When it comes to health and fitness, most of us have a basic overview of what we need in our bodies. We all know that saturated fat is bad for us, that too much sugar rots our teeth and that we need protein to build strong muscles. But it is the other minerals and vitamins our bodies require that surprisingly, leave even the most health-conscious of people in the dark. Our bodies are complex things, and in order for them to serve us well, we have to treat them well in the first place. Studies from the U.S. Department of Agriculture suggest that typically, US adults are somewhat deficient in one or more of the following nutrients: calcium, potassium, fiber, magnesium and vitamins A, C and E.
If you suspect you might be running low on any of these nutrients, don’t worry. Some simple diet changes are all you need to turn things around. Here are some ways you can get a few of these vital vitamins and nutrients back into your diet.
If someone says vitamin C to you, what is the first thing you think of? Oranges, probably? While oranges and all their variants are indeed a great source of vitamin C, they are not the only food to possess it in a great quantity. Grapefruit is arguably one of the best sources of the good stuff, with around 88 milligrams in each fruit. Simply chopping up some grapefruit and orange to have with your morning cereal is an easy and low-cost way to get more vitamin C into your diet. Don’t like the taste of raw fruit? Don’t worry – simply try blending it into a smoothie or juice instead. All you’ll need is a good blender, and you can find reviews from GreenSmoothieBlenders.com to help you choose the right one for you.
Fiber is something most of us have heard about – however very few people are sure about what it is, or how to consume more of it. In very basic terms, fiber is a healthy carbohydrate that passes through the intestinal tract rather than the usual digestive system.

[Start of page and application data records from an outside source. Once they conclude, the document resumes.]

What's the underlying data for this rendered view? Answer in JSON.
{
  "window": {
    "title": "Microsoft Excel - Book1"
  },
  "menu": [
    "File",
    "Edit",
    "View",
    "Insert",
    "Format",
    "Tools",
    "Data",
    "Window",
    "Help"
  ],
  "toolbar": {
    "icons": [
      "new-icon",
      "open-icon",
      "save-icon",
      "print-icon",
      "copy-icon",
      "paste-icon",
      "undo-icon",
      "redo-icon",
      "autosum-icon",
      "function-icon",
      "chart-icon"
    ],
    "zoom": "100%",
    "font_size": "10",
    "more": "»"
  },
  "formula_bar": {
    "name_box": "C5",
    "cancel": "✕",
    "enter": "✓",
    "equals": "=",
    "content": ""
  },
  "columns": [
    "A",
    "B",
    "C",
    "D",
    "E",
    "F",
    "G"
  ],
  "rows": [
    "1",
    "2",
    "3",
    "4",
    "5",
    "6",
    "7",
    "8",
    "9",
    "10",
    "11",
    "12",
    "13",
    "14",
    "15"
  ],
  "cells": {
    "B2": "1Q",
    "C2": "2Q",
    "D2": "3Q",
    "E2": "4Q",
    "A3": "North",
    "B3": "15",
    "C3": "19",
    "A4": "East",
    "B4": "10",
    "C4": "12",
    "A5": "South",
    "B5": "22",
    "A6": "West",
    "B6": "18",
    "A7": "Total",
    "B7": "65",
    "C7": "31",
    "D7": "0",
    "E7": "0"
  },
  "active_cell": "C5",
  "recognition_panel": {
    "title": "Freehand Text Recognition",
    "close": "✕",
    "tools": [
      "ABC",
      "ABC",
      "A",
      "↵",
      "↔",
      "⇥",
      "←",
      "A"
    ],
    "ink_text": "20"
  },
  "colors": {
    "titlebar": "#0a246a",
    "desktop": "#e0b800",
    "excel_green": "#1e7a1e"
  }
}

It is vital for keeping this part of the body healthy and also for lowering the risk of heart disease, stroke, and type 2 diabetes. Upping your fiber intake shouldn’t be too difficult – just swap white bread and pasta for the whole grain equivalent, up your fruit and veg intake and add beans and pulses to some of your dishes, if it works.
Dairy is now often seen as the devil thanks to many new fad diets and eating trends. But, according to government guidelines, we do need at least a bit of it in our diets. Why? Well, we all know that calcium helps promote the growth of healthy bones and teeth. But it is also required to help every cell in the body function in a healthy manner. Milk, cheese, and yogurt are all excellent sources of calcium, but you can also get it in other ways, such as by eating leafy vegetables, fish, and nuts. Broccoli is one of the vegetables that has not only calcium, but also high amounts of fiber, Vitamin C, Potassium, Iron, and Folate. All of which we need to maintain our health. Whether you cook it or eat it raw in salads (forgo the creamy salad dressings), you’re getting more bang for your buck, so to speak.
Finding ways to increase your intake of these important nutrients will not only put you on the healthy lifestyle track but you will also be trying new foods and learning to prepare them in a new way. Being healthy doesn’t have to be boring or hard – we eat with our eyes first so why not start with all of the fresh fruits, vegetables and other foods that are good for us and turn them into delicious meals.